An international accrual of inheritance is given when for example a German testator holds assets abroad or vice versa a foreign testator holds assets in Germany. Due to the different national regulations in each country the international assets of e.g. Germans involve significant civil and fiscal-law risks if not structured carefully. Therefore it is advisable to concern oneself with this subject during one’s lifetime and to take corresponding measures if possible.
The complexity of international accrual of inheritance is frequently underestimated. As a fundamental rule, accrual of inheritance with a foreign connection and thus an “international accrual of inheritance” is given as soon as a German testator holds assets abroad (e.g. a finca in Spain), or upon the death of a foreigner holding assets in Germany. The international assets of Germans involve significant civil and fiscal-law risks if not structured carefully.
The reason lies in the fact that, as a fundamental rule, the national law of succession in each country regulates who will become an heir, the level of inheritance shares or compulsory portions, which formal regulations apply to wills and the manner in which heirs can prove their rights. The national regulations of the individual countries are very different in this respect. These differing regulations can mean that the same accrual of inheritance is assessed and treated differently from country to country. In addition, certificates of inheritance from one country are in part frequently not accepted in other countries. As a result, it may be necessary for heirs to make parallel applications for certificates of inheritance in various countries.
Which substantive law (of succession) is applicable in the event of international accrual of inheritance (given the absence of precautionary measures while still alive) is a matter that frequently cannot be clearly ascertained, as this question is based on the respective private international law (IPR) of the country concerned.
Example case 1:
A French national has her last place of residence in Germany and leaves behind (just) a substantial bank balance in Germany.
Under German IPR, French law of succession is applicable; from the perspective of French IPR, German law of succession applies.
The reason for this lies in the differing connecting factors used to determine the applicable law in the individual countries. While German IPR is based on nationality as a fundamental rule, French IPR uses the connection of the testator’s last place of residence to determine the applicable law regarding the movable property.
Nevertheless, the question of applicable law is of elementary importance as shown above
Example case 2:
The married couple Hartmut and Anita both have German nationality. They have movable and immovable assets in Germany, Switzerland and Spain. They have their regular place of residence in Switzerland.

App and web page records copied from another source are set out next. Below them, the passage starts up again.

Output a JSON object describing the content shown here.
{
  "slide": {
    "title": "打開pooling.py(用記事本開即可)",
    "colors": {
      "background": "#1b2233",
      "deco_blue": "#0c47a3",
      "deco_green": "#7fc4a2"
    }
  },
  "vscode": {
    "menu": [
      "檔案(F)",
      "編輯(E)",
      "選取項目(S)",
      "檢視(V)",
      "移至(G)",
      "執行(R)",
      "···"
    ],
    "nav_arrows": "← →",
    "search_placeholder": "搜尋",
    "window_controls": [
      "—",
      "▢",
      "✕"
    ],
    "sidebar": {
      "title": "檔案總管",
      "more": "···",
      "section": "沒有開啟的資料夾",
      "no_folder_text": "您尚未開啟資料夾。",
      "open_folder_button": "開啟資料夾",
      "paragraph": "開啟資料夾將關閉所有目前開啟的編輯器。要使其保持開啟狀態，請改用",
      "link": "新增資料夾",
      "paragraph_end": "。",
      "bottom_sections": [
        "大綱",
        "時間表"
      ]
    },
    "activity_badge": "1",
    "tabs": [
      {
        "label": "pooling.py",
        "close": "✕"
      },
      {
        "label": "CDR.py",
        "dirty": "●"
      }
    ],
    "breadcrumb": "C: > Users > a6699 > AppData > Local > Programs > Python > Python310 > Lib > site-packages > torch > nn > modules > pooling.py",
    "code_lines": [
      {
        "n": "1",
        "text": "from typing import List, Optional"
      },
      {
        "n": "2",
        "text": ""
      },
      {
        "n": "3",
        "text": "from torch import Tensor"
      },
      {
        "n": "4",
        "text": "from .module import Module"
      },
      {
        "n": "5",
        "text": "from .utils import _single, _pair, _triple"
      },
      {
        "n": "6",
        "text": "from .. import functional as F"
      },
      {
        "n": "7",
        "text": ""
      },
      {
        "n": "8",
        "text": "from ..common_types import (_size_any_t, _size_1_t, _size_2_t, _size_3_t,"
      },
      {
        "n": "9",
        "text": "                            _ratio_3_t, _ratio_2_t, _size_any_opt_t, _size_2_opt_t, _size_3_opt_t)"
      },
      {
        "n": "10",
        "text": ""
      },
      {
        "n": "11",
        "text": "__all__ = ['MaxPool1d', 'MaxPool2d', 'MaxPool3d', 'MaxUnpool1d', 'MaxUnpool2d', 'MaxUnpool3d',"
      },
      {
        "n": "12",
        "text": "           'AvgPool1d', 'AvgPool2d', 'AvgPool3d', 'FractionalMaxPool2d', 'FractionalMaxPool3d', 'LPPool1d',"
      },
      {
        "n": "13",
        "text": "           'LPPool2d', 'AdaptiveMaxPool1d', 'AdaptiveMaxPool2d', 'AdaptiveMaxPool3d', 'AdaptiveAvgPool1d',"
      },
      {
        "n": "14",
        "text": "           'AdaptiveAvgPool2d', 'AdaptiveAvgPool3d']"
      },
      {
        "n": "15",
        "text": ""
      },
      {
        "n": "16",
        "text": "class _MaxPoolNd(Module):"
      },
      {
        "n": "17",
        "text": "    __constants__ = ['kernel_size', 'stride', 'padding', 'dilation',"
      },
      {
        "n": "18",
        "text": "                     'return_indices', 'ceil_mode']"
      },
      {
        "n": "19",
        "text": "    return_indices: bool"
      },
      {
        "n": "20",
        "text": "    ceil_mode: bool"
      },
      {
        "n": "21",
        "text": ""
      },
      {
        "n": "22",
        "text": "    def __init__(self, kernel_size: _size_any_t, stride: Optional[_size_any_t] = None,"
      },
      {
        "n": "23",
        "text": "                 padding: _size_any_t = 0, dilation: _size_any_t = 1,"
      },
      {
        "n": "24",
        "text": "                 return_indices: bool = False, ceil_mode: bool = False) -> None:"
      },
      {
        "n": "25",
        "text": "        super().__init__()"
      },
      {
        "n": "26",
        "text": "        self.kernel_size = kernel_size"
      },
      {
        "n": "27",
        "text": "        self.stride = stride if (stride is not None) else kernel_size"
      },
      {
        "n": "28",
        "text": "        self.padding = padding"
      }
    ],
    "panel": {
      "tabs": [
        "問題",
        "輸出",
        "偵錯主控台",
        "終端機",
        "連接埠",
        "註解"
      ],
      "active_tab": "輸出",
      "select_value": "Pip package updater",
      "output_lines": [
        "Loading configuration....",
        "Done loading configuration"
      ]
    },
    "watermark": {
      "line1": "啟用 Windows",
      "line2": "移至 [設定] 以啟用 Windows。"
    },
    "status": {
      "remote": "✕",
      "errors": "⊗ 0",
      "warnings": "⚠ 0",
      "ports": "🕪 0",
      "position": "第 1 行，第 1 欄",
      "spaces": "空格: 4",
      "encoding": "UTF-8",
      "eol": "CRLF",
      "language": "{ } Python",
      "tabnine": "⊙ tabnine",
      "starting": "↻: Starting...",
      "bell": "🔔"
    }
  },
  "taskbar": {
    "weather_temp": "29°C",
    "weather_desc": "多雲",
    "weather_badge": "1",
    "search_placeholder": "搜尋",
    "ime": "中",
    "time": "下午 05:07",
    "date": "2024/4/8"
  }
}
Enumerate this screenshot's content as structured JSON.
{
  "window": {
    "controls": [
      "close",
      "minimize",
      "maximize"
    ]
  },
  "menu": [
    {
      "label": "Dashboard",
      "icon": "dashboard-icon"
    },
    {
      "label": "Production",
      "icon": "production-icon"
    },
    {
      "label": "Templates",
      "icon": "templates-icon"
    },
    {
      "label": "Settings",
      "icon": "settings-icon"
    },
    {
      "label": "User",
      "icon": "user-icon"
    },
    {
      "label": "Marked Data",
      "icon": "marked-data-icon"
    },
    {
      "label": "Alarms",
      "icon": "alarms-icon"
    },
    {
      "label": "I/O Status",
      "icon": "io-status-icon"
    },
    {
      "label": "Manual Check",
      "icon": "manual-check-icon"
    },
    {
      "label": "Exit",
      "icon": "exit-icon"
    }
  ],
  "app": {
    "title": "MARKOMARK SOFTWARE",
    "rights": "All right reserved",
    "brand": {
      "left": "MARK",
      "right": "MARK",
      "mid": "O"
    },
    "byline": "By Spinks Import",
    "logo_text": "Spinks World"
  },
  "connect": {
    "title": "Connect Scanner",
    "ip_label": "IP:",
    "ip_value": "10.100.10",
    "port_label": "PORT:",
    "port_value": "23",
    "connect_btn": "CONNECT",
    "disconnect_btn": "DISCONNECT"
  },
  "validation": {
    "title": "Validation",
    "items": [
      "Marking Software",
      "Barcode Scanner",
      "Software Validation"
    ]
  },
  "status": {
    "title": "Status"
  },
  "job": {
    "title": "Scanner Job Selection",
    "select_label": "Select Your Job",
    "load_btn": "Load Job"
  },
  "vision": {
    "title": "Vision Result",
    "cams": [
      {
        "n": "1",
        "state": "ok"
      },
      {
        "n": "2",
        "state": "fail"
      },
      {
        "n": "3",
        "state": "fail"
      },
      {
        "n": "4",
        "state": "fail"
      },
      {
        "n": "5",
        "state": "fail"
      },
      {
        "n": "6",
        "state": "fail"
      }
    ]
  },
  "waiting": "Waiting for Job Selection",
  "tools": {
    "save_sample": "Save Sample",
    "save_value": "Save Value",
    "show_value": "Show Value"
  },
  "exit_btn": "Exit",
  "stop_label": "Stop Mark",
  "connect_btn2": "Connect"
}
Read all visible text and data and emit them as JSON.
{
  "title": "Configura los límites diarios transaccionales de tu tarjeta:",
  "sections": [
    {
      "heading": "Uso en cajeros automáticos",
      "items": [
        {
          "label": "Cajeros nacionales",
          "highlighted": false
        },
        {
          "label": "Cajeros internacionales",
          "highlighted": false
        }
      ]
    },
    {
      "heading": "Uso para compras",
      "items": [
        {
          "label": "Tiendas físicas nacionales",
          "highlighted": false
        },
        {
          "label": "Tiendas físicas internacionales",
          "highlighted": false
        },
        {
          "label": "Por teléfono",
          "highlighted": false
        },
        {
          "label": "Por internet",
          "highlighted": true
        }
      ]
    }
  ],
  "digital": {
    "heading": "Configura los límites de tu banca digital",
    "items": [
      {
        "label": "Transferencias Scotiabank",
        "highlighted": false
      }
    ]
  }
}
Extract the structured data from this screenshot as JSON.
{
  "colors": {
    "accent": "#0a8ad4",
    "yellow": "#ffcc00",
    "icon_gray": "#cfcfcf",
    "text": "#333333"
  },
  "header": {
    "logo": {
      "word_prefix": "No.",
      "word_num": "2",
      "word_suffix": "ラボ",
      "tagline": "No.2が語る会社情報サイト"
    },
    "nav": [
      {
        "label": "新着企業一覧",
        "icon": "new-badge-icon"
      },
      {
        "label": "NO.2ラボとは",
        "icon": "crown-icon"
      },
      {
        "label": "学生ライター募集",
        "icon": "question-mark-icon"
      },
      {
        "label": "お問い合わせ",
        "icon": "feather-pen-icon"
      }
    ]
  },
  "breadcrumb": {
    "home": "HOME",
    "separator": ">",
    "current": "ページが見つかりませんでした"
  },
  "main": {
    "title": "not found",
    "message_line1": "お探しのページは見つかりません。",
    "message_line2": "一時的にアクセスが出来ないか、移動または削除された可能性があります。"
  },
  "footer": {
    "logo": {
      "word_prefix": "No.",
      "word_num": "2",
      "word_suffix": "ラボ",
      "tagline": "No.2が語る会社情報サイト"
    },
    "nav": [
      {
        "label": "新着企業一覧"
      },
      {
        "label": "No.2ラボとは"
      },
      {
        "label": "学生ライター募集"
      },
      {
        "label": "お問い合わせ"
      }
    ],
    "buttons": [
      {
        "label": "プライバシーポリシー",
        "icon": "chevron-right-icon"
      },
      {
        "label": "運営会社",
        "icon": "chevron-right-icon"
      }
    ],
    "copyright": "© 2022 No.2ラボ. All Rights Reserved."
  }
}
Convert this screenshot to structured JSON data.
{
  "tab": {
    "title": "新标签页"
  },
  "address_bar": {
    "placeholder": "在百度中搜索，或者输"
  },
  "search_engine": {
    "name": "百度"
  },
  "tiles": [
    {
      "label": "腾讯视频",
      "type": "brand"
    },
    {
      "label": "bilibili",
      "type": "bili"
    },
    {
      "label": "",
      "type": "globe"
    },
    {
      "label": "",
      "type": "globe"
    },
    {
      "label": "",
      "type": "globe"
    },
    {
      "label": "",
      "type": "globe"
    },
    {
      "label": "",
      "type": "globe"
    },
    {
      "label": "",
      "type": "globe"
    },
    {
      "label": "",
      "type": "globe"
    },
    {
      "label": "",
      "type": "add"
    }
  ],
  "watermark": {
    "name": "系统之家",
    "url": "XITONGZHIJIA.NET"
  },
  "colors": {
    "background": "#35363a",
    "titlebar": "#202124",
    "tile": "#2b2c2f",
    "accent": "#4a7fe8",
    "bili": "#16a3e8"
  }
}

The married couple have a common daughter with whom they have, however, fallen out, with the result that the married couple have drawn up a joint will (without a notary) in which they disinherit their daughter.
From a German perspective, German law of succession would be applicable in the event of the death of one of the two spouses; from a Swiss perspective, Swiss law of succession would apply. This has far-reaching consequences, as Swiss law fundamentally does not recognise joint wills drawn up “uno acto”, meaning that from a Swiss perspective – not from a German one – the daughter has not been effectively disinherited and could claim her statutory share of the inheritance.
To avoid such collisions between the differing legal systems, it is advisable to concern oneself with this subject during one’s lifetime, and to take corresponding measures if possible.